[Requirement]: The entries are to be output once more, word for word.

[Website and app data records]:
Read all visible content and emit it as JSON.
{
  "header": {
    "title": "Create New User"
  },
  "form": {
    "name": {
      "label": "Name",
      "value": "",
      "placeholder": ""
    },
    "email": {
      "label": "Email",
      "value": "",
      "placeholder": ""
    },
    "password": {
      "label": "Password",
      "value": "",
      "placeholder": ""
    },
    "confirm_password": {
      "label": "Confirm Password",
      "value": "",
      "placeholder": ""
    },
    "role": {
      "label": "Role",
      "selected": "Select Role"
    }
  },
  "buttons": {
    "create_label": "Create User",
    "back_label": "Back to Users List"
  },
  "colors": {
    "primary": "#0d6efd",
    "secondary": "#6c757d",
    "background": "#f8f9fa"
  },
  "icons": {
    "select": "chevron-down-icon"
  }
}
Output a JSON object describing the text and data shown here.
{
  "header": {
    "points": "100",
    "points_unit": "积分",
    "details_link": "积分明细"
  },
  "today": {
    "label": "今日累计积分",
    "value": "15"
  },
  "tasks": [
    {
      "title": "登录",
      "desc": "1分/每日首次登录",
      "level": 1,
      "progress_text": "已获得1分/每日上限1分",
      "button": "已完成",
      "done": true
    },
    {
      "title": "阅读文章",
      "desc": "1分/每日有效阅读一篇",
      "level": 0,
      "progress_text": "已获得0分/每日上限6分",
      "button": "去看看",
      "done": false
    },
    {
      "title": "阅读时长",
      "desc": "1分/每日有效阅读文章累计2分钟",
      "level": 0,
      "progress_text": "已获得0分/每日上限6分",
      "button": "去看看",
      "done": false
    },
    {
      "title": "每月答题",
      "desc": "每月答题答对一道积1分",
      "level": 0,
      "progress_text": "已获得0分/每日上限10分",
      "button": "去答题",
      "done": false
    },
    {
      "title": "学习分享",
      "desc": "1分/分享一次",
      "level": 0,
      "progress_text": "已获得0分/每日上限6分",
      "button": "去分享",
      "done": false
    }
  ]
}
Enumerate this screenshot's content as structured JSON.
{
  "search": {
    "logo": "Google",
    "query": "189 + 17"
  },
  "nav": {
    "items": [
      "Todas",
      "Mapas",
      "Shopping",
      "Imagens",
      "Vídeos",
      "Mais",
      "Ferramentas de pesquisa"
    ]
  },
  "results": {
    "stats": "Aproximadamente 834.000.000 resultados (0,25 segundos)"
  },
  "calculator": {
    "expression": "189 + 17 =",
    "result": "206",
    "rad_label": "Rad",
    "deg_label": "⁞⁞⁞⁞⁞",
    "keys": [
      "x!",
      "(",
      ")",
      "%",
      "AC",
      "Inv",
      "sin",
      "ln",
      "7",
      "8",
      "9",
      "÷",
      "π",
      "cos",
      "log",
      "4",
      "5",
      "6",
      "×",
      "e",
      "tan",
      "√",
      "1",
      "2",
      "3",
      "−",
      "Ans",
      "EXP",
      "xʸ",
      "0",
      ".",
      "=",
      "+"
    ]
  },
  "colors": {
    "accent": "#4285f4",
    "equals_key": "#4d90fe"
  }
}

[Answer to this exercise]:
Read all visible content and emit it as JSON.
{
  "header": {
    "title": "Create New User"
  },
  "form": {
    "name": {
      "label": "Name",
      "value": "",
      "placeholder": ""
    },
    "email": {
      "label": "Email",
      "value": "",
      "placeholder": ""
    },
    "password": {
      "label": "Password",
      "value": "",
      "placeholder": ""
    },
    "confirm_password": {
      "label": "Confirm Password",
      "value": "",
      "placeholder": ""
    },
    "role": {
      "label": "Role",
      "selected": "Select Role"
    }
  },
  "buttons": {
    "create_label": "Create User",
    "back_label": "Back to Users List"
  },
  "colors": {
    "primary": "#0d6efd",
    "secondary": "#6c757d",
    "background": "#f8f9fa"
  },
  "icons": {
    "select": "chevron-down-icon"
  }
}
Output a JSON object describing the text and data shown here.
{
  "header": {
    "points": "100",
    "points_unit": "积分",
    "details_link": "积分明细"
  },
  "today": {
    "label": "今日累计积分",
    "value": "15"
  },
  "tasks": [
    {
      "title": "登录",
      "desc": "1分/每日首次登录",
      "level": 1,
      "progress_text": "已获得1分/每日上限1分",
      "button": "已完成",
      "done": true
    },
    {
      "title": "阅读文章",
      "desc": "1分/每日有效阅读一篇",
      "level": 0,
      "progress_text": "已获得0分/每日上限6分",
      "button": "去看看",
      "done": false
    },
    {
      "title": "阅读时长",
      "desc": "1分/每日有效阅读文章累计2分钟",
      "level": 0,
      "progress_text": "已获得0分/每日上限6分",
      "button": "去看看",
      "done": false
    },
    {
      "title": "每月答题",
      "desc": "每月答题答对一道积1分",
      "level": 0,
      "progress_text": "已获得0分/每日上限10分",
      "button": "去答题",
      "done": false
    },
    {
      "title": "学习分享",
      "desc": "1分/分享一次",
      "level": 0,
      "progress_text": "已获得0分/每日上限6分",
      "button": "去分享",
      "done": false
    }
  ]
}
Enumerate this screenshot's content as structured JSON.
{
  "search": {
    "logo": "Google",
    "query": "189 + 17"
  },
  "nav": {
    "items": [
      "Todas",
      "Mapas",
      "Shopping",
      "Imagens",
      "Vídeos",
      "Mais",
      "Ferramentas de pesquisa"
    ]
  },
  "results": {
    "stats": "Aproximadamente 834.000.000 resultados (0,25 segundos)"
  },
  "calculator": {
    "expression": "189 + 17 =",
    "result": "206",
    "rad_label": "Rad",
    "deg_label": "⁞⁞⁞⁞⁞",
    "keys": [
      "x!",
      "(",
      ")",
      "%",
      "AC",
      "Inv",
      "sin",
      "ln",
      "7",
      "8",
      "9",
      "÷",
      "π",
      "cos",
      "log",
      "4",
      "5",
      "6",
      "×",
      "e",
      "tan",
      "√",
      "1",
      "2",
      "3",
      "−",
      "Ans",
      "EXP",
      "xʸ",
      "0",
      ".",
      "=",
      "+"
    ]
  },
  "colors": {
    "accent": "#4285f4",
    "equals_key": "#4d90fe"
  }
}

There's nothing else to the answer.